Last time we had the upper or melody part, and this time we’ve got the lower part:
NOTE: last time I lowered the melody part one octave, so that it falls within the most comfortable mid-to-lower range of your DAD dulcimer. If you want to play these two parts together, I suggest trying to take the melody part one octave higher. Remember: starting at the 7th fret, your dulcimer begins again one octave higher than the open position.
Here is the music and TAB for the upper melody:
E Minor Hexatonic Jam-A-Round
This is probably THE MOST FUN I’ve had with the Jam-A-Round concept, where you can plug-in a whole bunch of new parts just about anywhere the form begins: usually over a simple descending scale (and the chords generated by that scale).
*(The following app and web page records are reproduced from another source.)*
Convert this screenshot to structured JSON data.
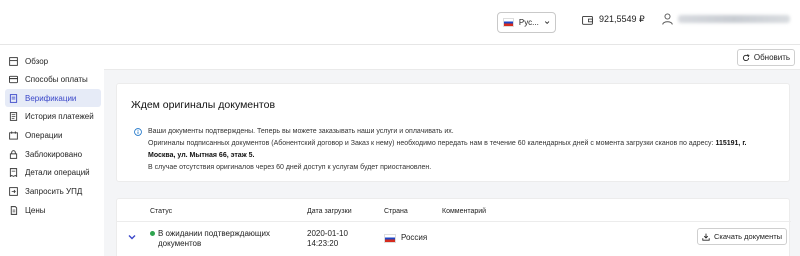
{
  "header": {
    "language": "Рус...",
    "balance": "921,5549 ₽"
  },
  "sidebar": {
    "items": [
      {
        "label": "Обзор",
        "icon": "grid-icon"
      },
      {
        "label": "Способы оплаты",
        "icon": "card-icon"
      },
      {
        "label": "Верификации",
        "icon": "document-icon",
        "active": true
      },
      {
        "label": "История платежей",
        "icon": "history-icon"
      },
      {
        "label": "Операции",
        "icon": "operations-icon"
      },
      {
        "label": "Заблокировано",
        "icon": "lock-icon"
      },
      {
        "label": "Детали операций",
        "icon": "receipt-icon"
      },
      {
        "label": "Запросить УПД",
        "icon": "send-icon"
      },
      {
        "label": "Цены",
        "icon": "prices-icon"
      }
    ]
  },
  "toolbar": {
    "refresh_label": "Обновить"
  },
  "card": {
    "title": "Ждем оригиналы документов",
    "line1": "Ваши документы подтверждены. Теперь вы можете заказывать наши услуги и оплачивать их.",
    "line2_text": "Оригиналы подписанных документов (Абонентский договор и Заказ к нему) необходимо передать нам в течение 60 календарных дней с момента загрузки сканов по адресу:",
    "line2_bold": "115191, г.",
    "line3_bold": "Москва, ул. Мытная 66, этаж 5.",
    "line4": "В случае отсутствия оригиналов через 60 дней доступ к услугам будет приостановлен."
  },
  "table": {
    "columns": {
      "status": "Статус",
      "date": "Дата загрузки",
      "country": "Страна",
      "comment": "Комментарий"
    },
    "rows": [
      {
        "status_line1": "В ожидании подтверждающих",
        "status_line2": "документов",
        "status_color": "#2ea44f",
        "date_line1": "2020-01-10",
        "date_line2": "14:23:20",
        "country": "Россия",
        "comment": "",
        "download_label": "Скачать документы"
      }
    ]
  },
  "colors": {
    "accent": "#3a47c9",
    "active_bg": "#e6ebf7",
    "success": "#2ea44f",
    "info": "#1a73c8"
  }
}
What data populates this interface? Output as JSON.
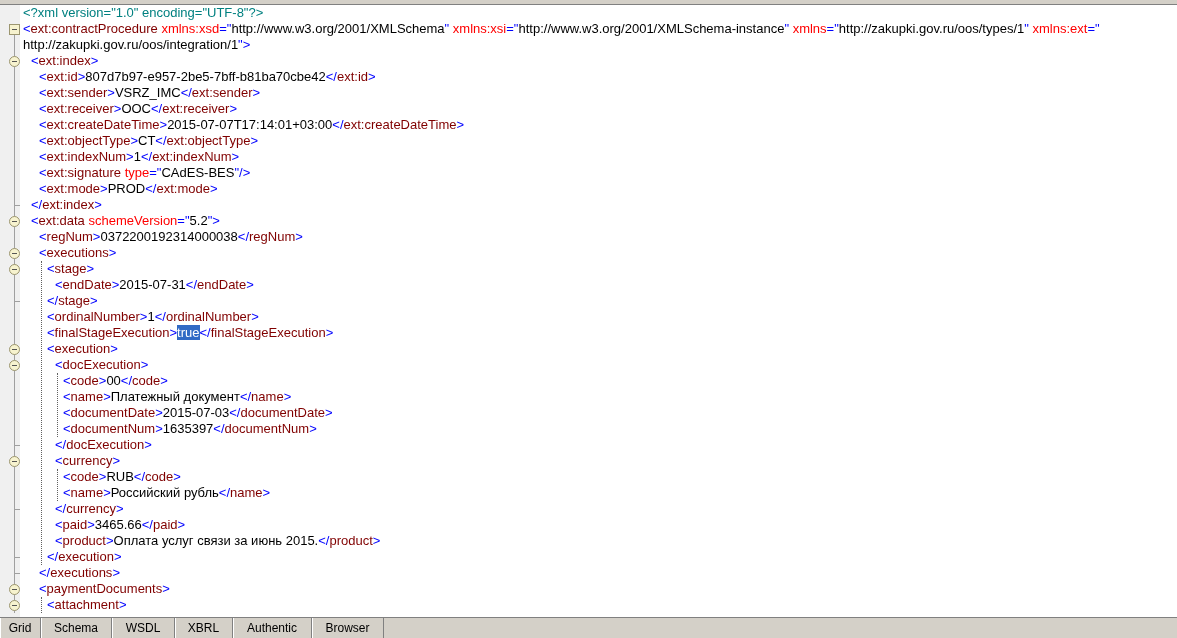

Only this time, instead of a diatonic (7-tone) scale, we have a 6-tone minor scale without the 6th degree. It isn’t E Dorian, because it doesn’t have the Major 6th or C#, and it isn’t E Aeolian, because it doesn’t have the minor 6th or C. So we’ll just call it E Minor Hexatonic.
This time around we’ll just get a start on the reference structure, but soon we’ll be showing you some melodic parts that go with it. Here are the basic triads for this exercise:
Em / / / |D / / / |Em / / / |D / / / |Em / / / |D / / / |Em / Bm / |Em / / / :||
This progression will go great with either the descending form of the scale:
fret numbers on bass string:
8 – 7 – 5 – 4 – 3 – 2 – 1-5-1
or the ascending form:
1 – 2 – 3 – 4 – 5 – 7 – 8-5-8
For some more insights into how this mostly-two-chord stuff works, try this workout on the round Hey, Ho, Nobody Home from a post on my blog:
…..and here’s another blog post showing how the Em and D triads “interlock” in an almost mystical way: each triad bringing to the table three unique notes, magically completing the hexatonic scale:
As always, let me know what you think, and send me any questions you have on any of this. I am experimenting with posting back issues of this newsletter here on my blog the following Wednesday of the newsletter date, and I may also post the older ones as time permits. Your suggestions are welcome!